HOW TO COMPLETE THIS TASK ->
Repeat the data that follows, keeping every character intact.

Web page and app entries
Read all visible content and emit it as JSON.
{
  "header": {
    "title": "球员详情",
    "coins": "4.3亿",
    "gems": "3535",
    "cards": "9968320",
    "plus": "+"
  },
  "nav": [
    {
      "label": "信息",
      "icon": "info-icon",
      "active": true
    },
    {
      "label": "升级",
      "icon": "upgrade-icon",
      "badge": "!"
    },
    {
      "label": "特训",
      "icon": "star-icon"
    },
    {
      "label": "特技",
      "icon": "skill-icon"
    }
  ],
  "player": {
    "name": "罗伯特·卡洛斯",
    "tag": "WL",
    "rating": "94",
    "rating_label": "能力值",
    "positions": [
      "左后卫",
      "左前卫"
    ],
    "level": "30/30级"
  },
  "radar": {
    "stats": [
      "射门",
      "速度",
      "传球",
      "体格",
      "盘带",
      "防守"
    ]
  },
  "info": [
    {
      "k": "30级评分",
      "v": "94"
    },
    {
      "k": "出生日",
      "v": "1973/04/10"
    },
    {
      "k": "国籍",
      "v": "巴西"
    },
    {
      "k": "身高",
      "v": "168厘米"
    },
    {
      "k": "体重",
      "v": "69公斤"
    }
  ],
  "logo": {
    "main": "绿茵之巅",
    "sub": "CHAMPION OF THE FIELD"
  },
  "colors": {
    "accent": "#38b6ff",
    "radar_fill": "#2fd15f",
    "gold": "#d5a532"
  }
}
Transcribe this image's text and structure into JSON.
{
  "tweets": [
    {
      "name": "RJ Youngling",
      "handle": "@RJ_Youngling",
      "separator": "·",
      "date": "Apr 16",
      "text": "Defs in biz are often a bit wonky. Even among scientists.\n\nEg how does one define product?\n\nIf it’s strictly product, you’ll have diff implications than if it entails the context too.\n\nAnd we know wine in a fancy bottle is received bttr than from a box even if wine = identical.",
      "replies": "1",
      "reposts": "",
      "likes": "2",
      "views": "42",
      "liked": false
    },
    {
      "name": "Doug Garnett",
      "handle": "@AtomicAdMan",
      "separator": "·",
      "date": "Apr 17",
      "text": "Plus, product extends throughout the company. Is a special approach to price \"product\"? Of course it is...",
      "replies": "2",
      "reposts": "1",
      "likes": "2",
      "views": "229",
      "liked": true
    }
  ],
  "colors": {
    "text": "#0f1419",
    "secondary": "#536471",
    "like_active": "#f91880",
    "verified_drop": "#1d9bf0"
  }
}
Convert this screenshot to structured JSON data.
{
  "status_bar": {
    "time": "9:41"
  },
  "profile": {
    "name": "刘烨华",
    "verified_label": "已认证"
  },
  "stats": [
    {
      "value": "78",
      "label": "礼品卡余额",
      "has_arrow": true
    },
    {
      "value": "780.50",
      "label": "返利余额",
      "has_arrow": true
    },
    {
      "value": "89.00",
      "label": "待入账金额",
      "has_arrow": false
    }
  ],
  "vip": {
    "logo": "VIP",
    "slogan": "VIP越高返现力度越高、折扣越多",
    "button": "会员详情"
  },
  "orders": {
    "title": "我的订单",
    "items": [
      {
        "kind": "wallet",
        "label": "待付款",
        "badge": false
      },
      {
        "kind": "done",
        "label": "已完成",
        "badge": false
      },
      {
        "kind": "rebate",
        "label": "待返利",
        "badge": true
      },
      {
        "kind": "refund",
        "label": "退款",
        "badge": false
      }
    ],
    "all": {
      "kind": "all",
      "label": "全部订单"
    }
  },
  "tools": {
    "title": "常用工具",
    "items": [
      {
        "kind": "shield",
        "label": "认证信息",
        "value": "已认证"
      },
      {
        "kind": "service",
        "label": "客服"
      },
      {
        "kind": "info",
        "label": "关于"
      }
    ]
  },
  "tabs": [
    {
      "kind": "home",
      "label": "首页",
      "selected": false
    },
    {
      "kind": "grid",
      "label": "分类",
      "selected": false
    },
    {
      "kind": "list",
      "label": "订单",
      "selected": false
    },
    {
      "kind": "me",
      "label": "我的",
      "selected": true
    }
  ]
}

ANSWER SPACE ->
Read all visible content and emit it as JSON.
{
  "header": {
    "title": "球员详情",
    "coins": "4.3亿",
    "gems": "3535",
    "cards": "9968320",
    "plus": "+"
  },
  "nav": [
    {
      "label": "信息",
      "icon": "info-icon",
      "active": true
    },
    {
      "label": "升级",
      "icon": "upgrade-icon",
      "badge": "!"
    },
    {
      "label": "特训",
      "icon": "star-icon"
    },
    {
      "label": "特技",
      "icon": "skill-icon"
    }
  ],
  "player": {
    "name": "罗伯特·卡洛斯",
    "tag": "WL",
    "rating": "94",
    "rating_label": "能力值",
    "positions": [
      "左后卫",
      "左前卫"
    ],
    "level": "30/30级"
  },
  "radar": {
    "stats": [
      "射门",
      "速度",
      "传球",
      "体格",
      "盘带",
      "防守"
    ]
  },
  "info": [
    {
      "k": "30级评分",
      "v": "94"
    },
    {
      "k": "出生日",
      "v": "1973/04/10"
    },
    {
      "k": "国籍",
      "v": "巴西"
    },
    {
      "k": "身高",
      "v": "168厘米"
    },
    {
      "k": "体重",
      "v": "69公斤"
    }
  ],
  "logo": {
    "main": "绿茵之巅",
    "sub": "CHAMPION OF THE FIELD"
  },
  "colors": {
    "accent": "#38b6ff",
    "radar_fill": "#2fd15f",
    "gold": "#d5a532"
  }
}
Transcribe this image's text and structure into JSON.
{
  "tweets": [
    {
      "name": "RJ Youngling",
      "handle": "@RJ_Youngling",
      "separator": "·",
      "date": "Apr 16",
      "text": "Defs in biz are often a bit wonky. Even among scientists.\n\nEg how does one define product?\n\nIf it’s strictly product, you’ll have diff implications than if it entails the context too.\n\nAnd we know wine in a fancy bottle is received bttr than from a box even if wine = identical.",
      "replies": "1",
      "reposts": "",
      "likes": "2",
      "views": "42",
      "liked": false
    },
    {
      "name": "Doug Garnett",
      "handle": "@AtomicAdMan",
      "separator": "·",
      "date": "Apr 17",
      "text": "Plus, product extends throughout the company. Is a special approach to price \"product\"? Of course it is...",
      "replies": "2",
      "reposts": "1",
      "likes": "2",
      "views": "229",
      "liked": true
    }
  ],
  "colors": {
    "text": "#0f1419",
    "secondary": "#536471",
    "like_active": "#f91880",
    "verified_drop": "#1d9bf0"
  }
}
Convert this screenshot to structured JSON data.
{
  "status_bar": {
    "time": "9:41"
  },
  "profile": {
    "name": "刘烨华",
    "verified_label": "已认证"
  },
  "stats": [
    {
      "value": "78",
      "label": "礼品卡余额",
      "has_arrow": true
    },
    {
      "value": "780.50",
      "label": "返利余额",
      "has_arrow": true
    },
    {
      "value": "89.00",
      "label": "待入账金额",
      "has_arrow": false
    }
  ],
  "vip": {
    "logo": "VIP",
    "slogan": "VIP越高返现力度越高、折扣越多",
    "button": "会员详情"
  },
  "orders": {
    "title": "我的订单",
    "items": [
      {
        "kind": "wallet",
        "label": "待付款",
        "badge": false
      },
      {
        "kind": "done",
        "label": "已完成",
        "badge": false
      },
      {
        "kind": "rebate",
        "label": "待返利",
        "badge": true
      },
      {
        "kind": "refund",
        "label": "退款",
        "badge": false
      }
    ],
    "all": {
      "kind": "all",
      "label": "全部订单"
    }
  },
  "tools": {
    "title": "常用工具",
    "items": [
      {
        "kind": "shield",
        "label": "认证信息",
        "value": "已认证"
      },
      {
        "kind": "service",
        "label": "客服"
      },
      {
        "kind": "info",
        "label": "关于"
      }
    ]
  },
  "tabs": [
    {
      "kind": "home",
      "label": "首页",
      "selected": false
    },
    {
      "kind": "grid",
      "label": "分类",
      "selected": false
    },
    {
      "kind": "list",
      "label": "订单",
      "selected": false
    },
    {
      "kind": "me",
      "label": "我的",
      "selected": true
    }
  ]
}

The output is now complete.